**** Available data

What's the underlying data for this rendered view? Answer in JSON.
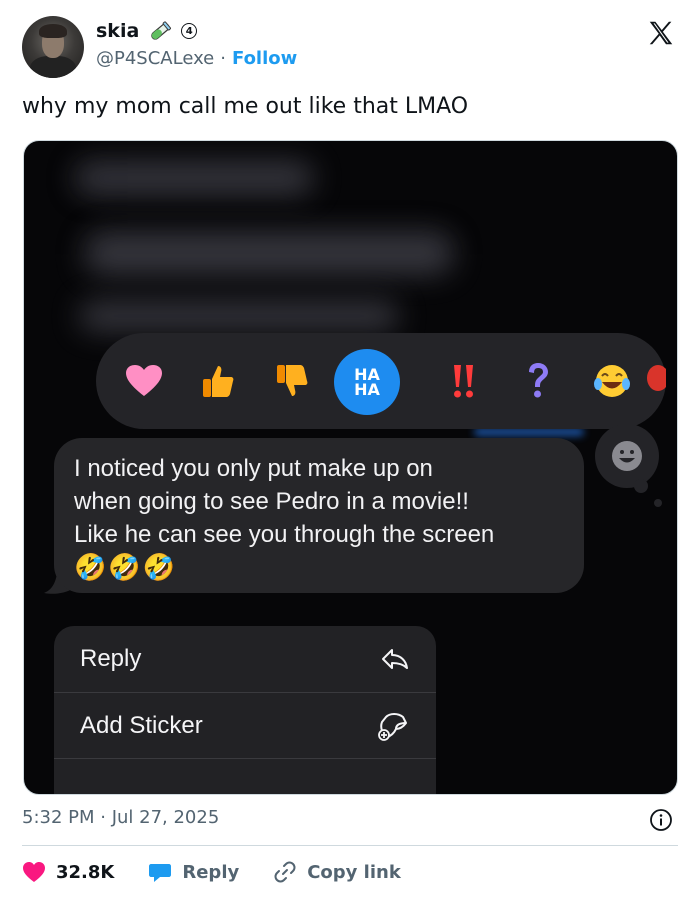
{
  "author": {
    "name": "skia",
    "badge_number": "4",
    "handle": "@P4SCALexe",
    "separator": "·",
    "follow_label": "Follow"
  },
  "tweet": {
    "text": "why my mom call me out like that LMAO",
    "timestamp": "5:32 PM · Jul 27, 2025"
  },
  "screenshot": {
    "reactions": [
      "heart-emoji",
      "thumbs-up-emoji",
      "thumbs-down-emoji",
      "haha-emoji",
      "double-exclamation-emoji",
      "question-emoji",
      "tears-of-joy-emoji",
      "balloon-emoji"
    ],
    "haha_label_top": "HA",
    "haha_label_bottom": "HA",
    "message_lines": [
      "I noticed you only put make up on",
      "when going to see Pedro in a movie!!",
      "Like he can see you through the screen"
    ],
    "message_emojis": "🤣🤣🤣",
    "menu": [
      {
        "label": "Reply",
        "icon": "reply-arrow-icon"
      },
      {
        "label": "Add Sticker",
        "icon": "add-sticker-icon"
      }
    ]
  },
  "engagement": {
    "likes": "32.8K",
    "reply_label": "Reply",
    "copy_link_label": "Copy link"
  },
  "colors": {
    "link_blue": "#1d9bf0",
    "like_pink": "#f91880",
    "muted": "#536471"
  }
}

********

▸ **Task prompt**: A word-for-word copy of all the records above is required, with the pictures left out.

▸ **Result**:
What's the underlying data for this rendered view? Answer in JSON.
{
  "author": {
    "name": "skia",
    "badge_number": "4",
    "handle": "@P4SCALexe",
    "separator": "·",
    "follow_label": "Follow"
  },
  "tweet": {
    "text": "why my mom call me out like that LMAO",
    "timestamp": "5:32 PM · Jul 27, 2025"
  },
  "screenshot": {
    "reactions": [
      "heart-emoji",
      "thumbs-up-emoji",
      "thumbs-down-emoji",
      "haha-emoji",
      "double-exclamation-emoji",
      "question-emoji",
      "tears-of-joy-emoji",
      "balloon-emoji"
    ],
    "haha_label_top": "HA",
    "haha_label_bottom": "HA",
    "message_lines": [
      "I noticed you only put make up on",
      "when going to see Pedro in a movie!!",
      "Like he can see you through the screen"
    ],
    "message_emojis": "🤣🤣🤣",
    "menu": [
      {
        "label": "Reply",
        "icon": "reply-arrow-icon"
      },
      {
        "label": "Add Sticker",
        "icon": "add-sticker-icon"
      }
    ]
  },
  "engagement": {
    "likes": "32.8K",
    "reply_label": "Reply",
    "copy_link_label": "Copy link"
  },
  "colors": {
    "link_blue": "#1d9bf0",
    "like_pink": "#f91880",
    "muted": "#536471"
  }
}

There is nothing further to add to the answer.